Towering granite walls, picturesque valleys carved by glaciers, jaw-dropping giant trees, waterfalls. It sounds like Yosemite National Park. Kings Canyon National Park, not too far south from the more famous Yosemite, offers all that with smaller crowds.
Kings Canyon National Park was established March 4, 1940, absorbing General Grant National Park, which was established on Oct. 1, 1890. The park is administered jointly with Sequoia National Park to the south.
Things to do:
Among the musts when visiting Kings Canyon National Park is a short hike to visit one of the world’s largest living trees. The General Grant Tree Trail is just one-third of a mile, so you’re more likely to strain your neck staring up than pull a hamstring.

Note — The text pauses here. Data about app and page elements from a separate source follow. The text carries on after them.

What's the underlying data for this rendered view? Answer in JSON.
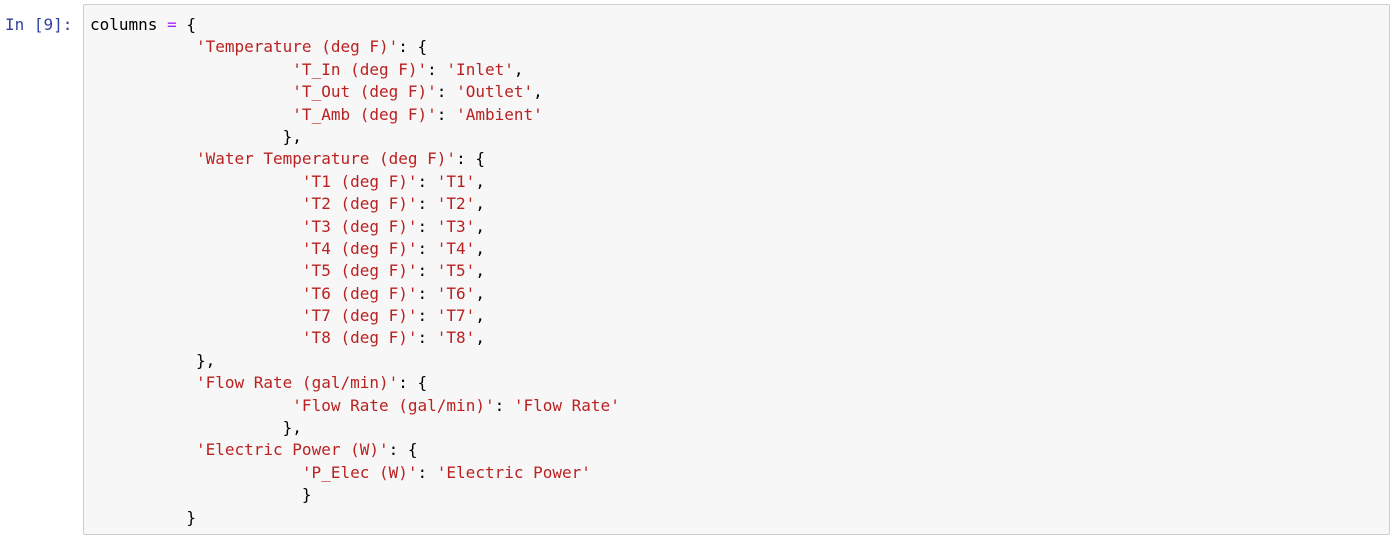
{
  "cell": {
    "prompt": "In [9]:",
    "language": "python",
    "colors": {
      "prompt": "#303f9f",
      "string": "#ba2121",
      "operator": "#aa22ff",
      "text": "#000000",
      "cell_background": "#f7f7f7",
      "cell_border": "#cfcfcf"
    },
    "lines": [
      [
        {
          "t": "var",
          "v": "columns"
        },
        {
          "t": "punct",
          "v": " "
        },
        {
          "t": "op",
          "v": "="
        },
        {
          "t": "punct",
          "v": " {"
        }
      ],
      [
        {
          "t": "punct",
          "v": "           "
        },
        {
          "t": "str",
          "v": "'Temperature (deg F)'"
        },
        {
          "t": "punct",
          "v": ": {"
        }
      ],
      [
        {
          "t": "punct",
          "v": "                     "
        },
        {
          "t": "str",
          "v": "'T_In (deg F)'"
        },
        {
          "t": "punct",
          "v": ": "
        },
        {
          "t": "str",
          "v": "'Inlet'"
        },
        {
          "t": "punct",
          "v": ","
        }
      ],
      [
        {
          "t": "punct",
          "v": "                     "
        },
        {
          "t": "str",
          "v": "'T_Out (deg F)'"
        },
        {
          "t": "punct",
          "v": ": "
        },
        {
          "t": "str",
          "v": "'Outlet'"
        },
        {
          "t": "punct",
          "v": ","
        }
      ],
      [
        {
          "t": "punct",
          "v": "                     "
        },
        {
          "t": "str",
          "v": "'T_Amb (deg F)'"
        },
        {
          "t": "punct",
          "v": ": "
        },
        {
          "t": "str",
          "v": "'Ambient'"
        }
      ],
      [
        {
          "t": "punct",
          "v": "                    },"
        }
      ],
      [
        {
          "t": "punct",
          "v": "           "
        },
        {
          "t": "str",
          "v": "'Water Temperature (deg F)'"
        },
        {
          "t": "punct",
          "v": ": {"
        }
      ],
      [
        {
          "t": "punct",
          "v": "                      "
        },
        {
          "t": "str",
          "v": "'T1 (deg F)'"
        },
        {
          "t": "punct",
          "v": ": "
        },
        {
          "t": "str",
          "v": "'T1'"
        },
        {
          "t": "punct",
          "v": ","
        }
      ],
      [
        {
          "t": "punct",
          "v": "                      "
        },
        {
          "t": "str",
          "v": "'T2 (deg F)'"
        },
        {
          "t": "punct",
          "v": ": "
        },
        {
          "t": "str",
          "v": "'T2'"
        },
        {
          "t": "punct",
          "v": ","
        }
      ],
      [
        {
          "t": "punct",
          "v": "                      "
        },
        {
          "t": "str",
          "v": "'T3 (deg F)'"
        },
        {
          "t": "punct",
          "v": ": "
        },
        {
          "t": "str",
          "v": "'T3'"
        },
        {
          "t": "punct",
          "v": ","
        }
      ],
      [
        {
          "t": "punct",
          "v": "                      "
        },
        {
          "t": "str",
          "v": "'T4 (deg F)'"
        },
        {
          "t": "punct",
          "v": ": "
        },
        {
          "t": "str",
          "v": "'T4'"
        },
        {
          "t": "punct",
          "v": ","
        }
      ],
      [
        {
          "t": "punct",
          "v": "                      "
        },
        {
          "t": "str",
          "v": "'T5 (deg F)'"
        },
        {
          "t": "punct",
          "v": ": "
        },
        {
          "t": "str",
          "v": "'T5'"
        },
        {
          "t": "punct",
          "v": ","
        }
      ],
      [
        {
          "t": "punct",
          "v": "                      "
        },
        {
          "t": "str",
          "v": "'T6 (deg F)'"
        },
        {
          "t": "punct",
          "v": ": "
        },
        {
          "t": "str",
          "v": "'T6'"
        },
        {
          "t": "punct",
          "v": ","
        }
      ],
      [
        {
          "t": "punct",
          "v": "                      "
        },
        {
          "t": "str",
          "v": "'T7 (deg F)'"
        },
        {
          "t": "punct",
          "v": ": "
        },
        {
          "t": "str",
          "v": "'T7'"
        },
        {
          "t": "punct",
          "v": ","
        }
      ],
      [
        {
          "t": "punct",
          "v": "                      "
        },
        {
          "t": "str",
          "v": "'T8 (deg F)'"
        },
        {
          "t": "punct",
          "v": ": "
        },
        {
          "t": "str",
          "v": "'T8'"
        },
        {
          "t": "punct",
          "v": ","
        }
      ],
      [
        {
          "t": "punct",
          "v": "           },"
        }
      ],
      [
        {
          "t": "punct",
          "v": "           "
        },
        {
          "t": "str",
          "v": "'Flow Rate (gal/min)'"
        },
        {
          "t": "punct",
          "v": ": {"
        }
      ],
      [
        {
          "t": "punct",
          "v": "                     "
        },
        {
          "t": "str",
          "v": "'Flow Rate (gal/min)'"
        },
        {
          "t": "punct",
          "v": ": "
        },
        {
          "t": "str",
          "v": "'Flow Rate'"
        }
      ],
      [
        {
          "t": "punct",
          "v": "                    },"
        }
      ],
      [
        {
          "t": "punct",
          "v": "           "
        },
        {
          "t": "str",
          "v": "'Electric Power (W)'"
        },
        {
          "t": "punct",
          "v": ": {"
        }
      ],
      [
        {
          "t": "punct",
          "v": "                      "
        },
        {
          "t": "str",
          "v": "'P_Elec (W)'"
        },
        {
          "t": "punct",
          "v": ": "
        },
        {
          "t": "str",
          "v": "'Electric Power'"
        }
      ],
      [
        {
          "t": "punct",
          "v": "                      }"
        }
      ],
      [
        {
          "t": "punct",
          "v": "          }"
        }
      ]
    ]
  }
}
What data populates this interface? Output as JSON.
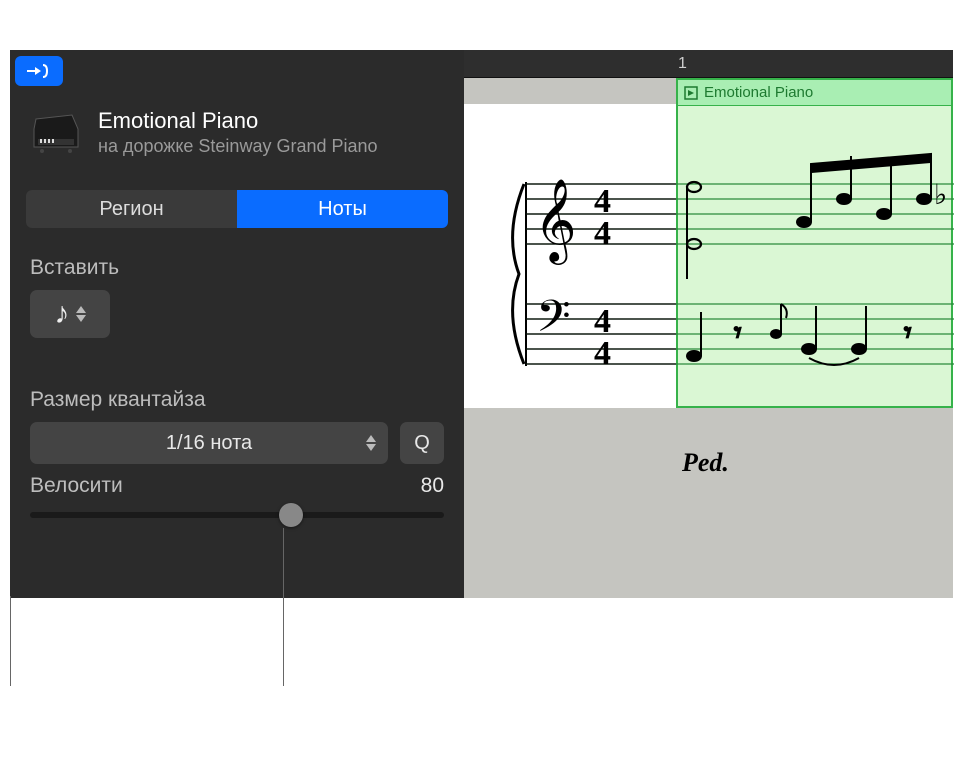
{
  "header": {
    "region_title": "Emotional Piano",
    "region_subtitle": "на дорожке Steinway Grand Piano"
  },
  "tabs": {
    "region": "Регион",
    "notes": "Ноты"
  },
  "insert": {
    "label": "Вставить",
    "note_glyph": "♪"
  },
  "quantize": {
    "label": "Размер квантайза",
    "value": "1/16 нота",
    "q_btn": "Q"
  },
  "velocity": {
    "label": "Велосити",
    "value": "80",
    "percent": 63
  },
  "ruler": {
    "bar1": "1"
  },
  "clip": {
    "title": "Emotional Piano",
    "pedal": "Ped."
  }
}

The Buena Vista Peak Trail, a two-mile roundtrip, pays off with a 360-degree view of Redwood Canyon, Buck Rock Fire Tower and the high Sierra. The hike to Mist Falls and back will take the better part of a day. But the rainbows you’re likely to see in the mist where the south fork of the Kings River drops 100 feet will be worth it.

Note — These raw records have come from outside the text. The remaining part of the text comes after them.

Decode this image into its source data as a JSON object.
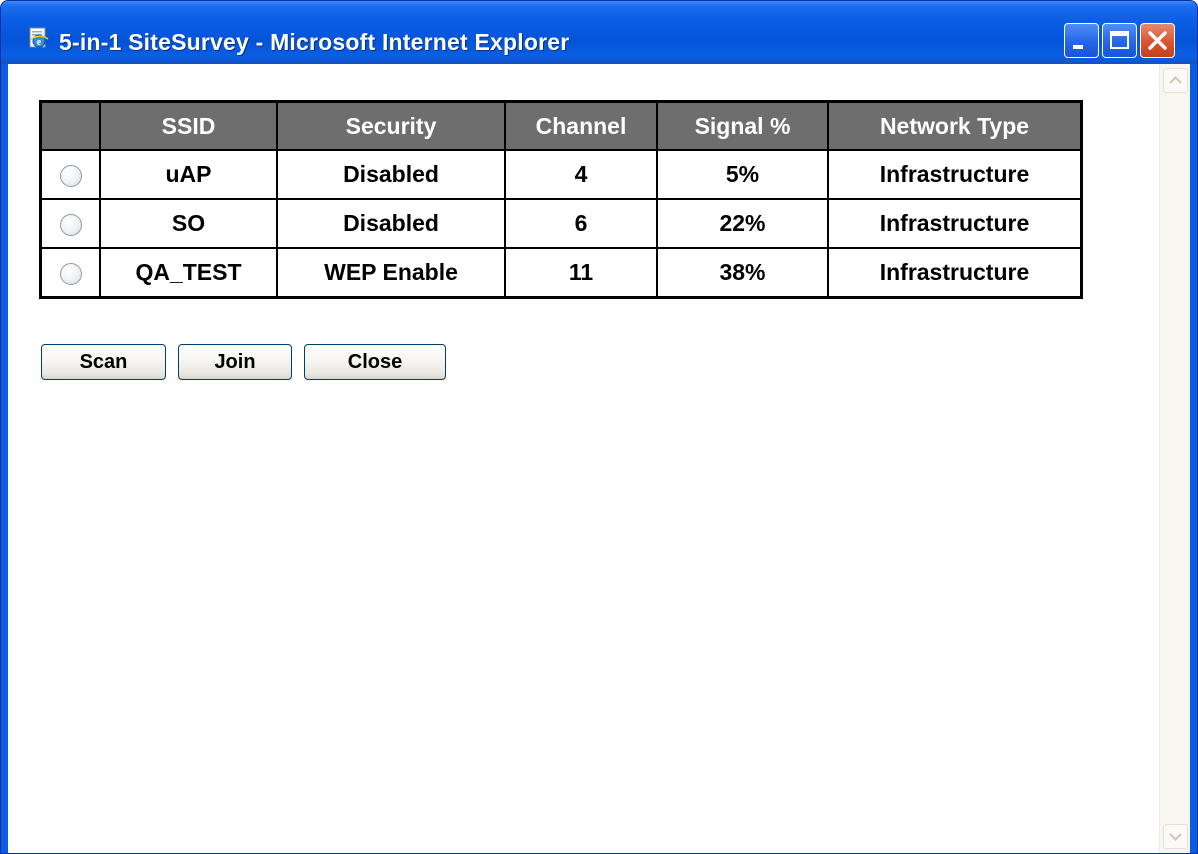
{
  "window": {
    "title": "5-in-1 SiteSurvey - Microsoft Internet Explorer",
    "icon": "ie-page-icon",
    "controls": [
      "minimize-icon",
      "maximize-icon",
      "close-icon"
    ]
  },
  "table": {
    "headers": {
      "select": "",
      "ssid": "SSID",
      "security": "Security",
      "channel": "Channel",
      "signal": "Signal %",
      "type": "Network Type"
    },
    "rows": [
      {
        "ssid": "uAP",
        "security": "Disabled",
        "channel": "4",
        "signal": "5%",
        "type": "Infrastructure",
        "selected": false
      },
      {
        "ssid": "SO",
        "security": "Disabled",
        "channel": "6",
        "signal": "22%",
        "type": "Infrastructure",
        "selected": false
      },
      {
        "ssid": "QA_TEST",
        "security": "WEP Enable",
        "channel": "11",
        "signal": "38%",
        "type": "Infrastructure",
        "selected": false
      }
    ]
  },
  "buttons": {
    "scan": "Scan",
    "join": "Join",
    "close": "Close"
  },
  "colors": {
    "titlebar": "#0454d8",
    "header_bg": "#6e6e6e",
    "header_text": "#ffffff"
  }
}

Why you’ll want to come back:
Kings Canyon National Park contains just a fraction of the wonders of the western side of the Sierra Nevada. Abutting Kings Canyon to the south is Sequoia National Park — another 631 square miles of high Sierra splendor. The two parks are, in effect, one huge preserve of more than 1,353 square miles and have been jointly administered since the 1940s.
In Sequoia National Park, you can not only hike to mountain peaks, you can also explore under the mountains. Crystal Cave, the park’s only commercialized cave, has been open to visitors since 1941. A daily 45-minute tour leads you through large rooms, past a variety of speleothems (structures formed by the deposition of minerals from water) including rare "shields" and "raft cones." The Wild Cave Tour takes you far off the beaten path, as it were, to an area of the cave system you can only see after crawling on your belly for a bit.
Flora and fauna:
Kings Canyon National Park and neighboring Sequoia National Park were established, in large part, to protect giant sequoias, many more than 200 feet tall and older than Christianity. The trees aren't just tall, they’re thick. The General Grant Tree is more than 268 feet high and has a circumference of more than 107 feet.
Black bears are frequently — maybe too frequently — spotted in the park. It’s important to properly store food when camping or picnicking. You’re also likely to see yellow-bellied marmots, mule deer, pika and Western gray squirrels. Bighorn sheep, mountain lions and the Pacific fisher also live in the park, but if you see one of those, count yourself lucky.
- Website: Kings Canyon National Park
- Park size: 461,901 acres or 722 square miles
- 2011 visitation: 566,810
- Funky fact: Kings Canyon, with a depth of more than 8,000 feet at one section, is one of the deepest canyons in the United States.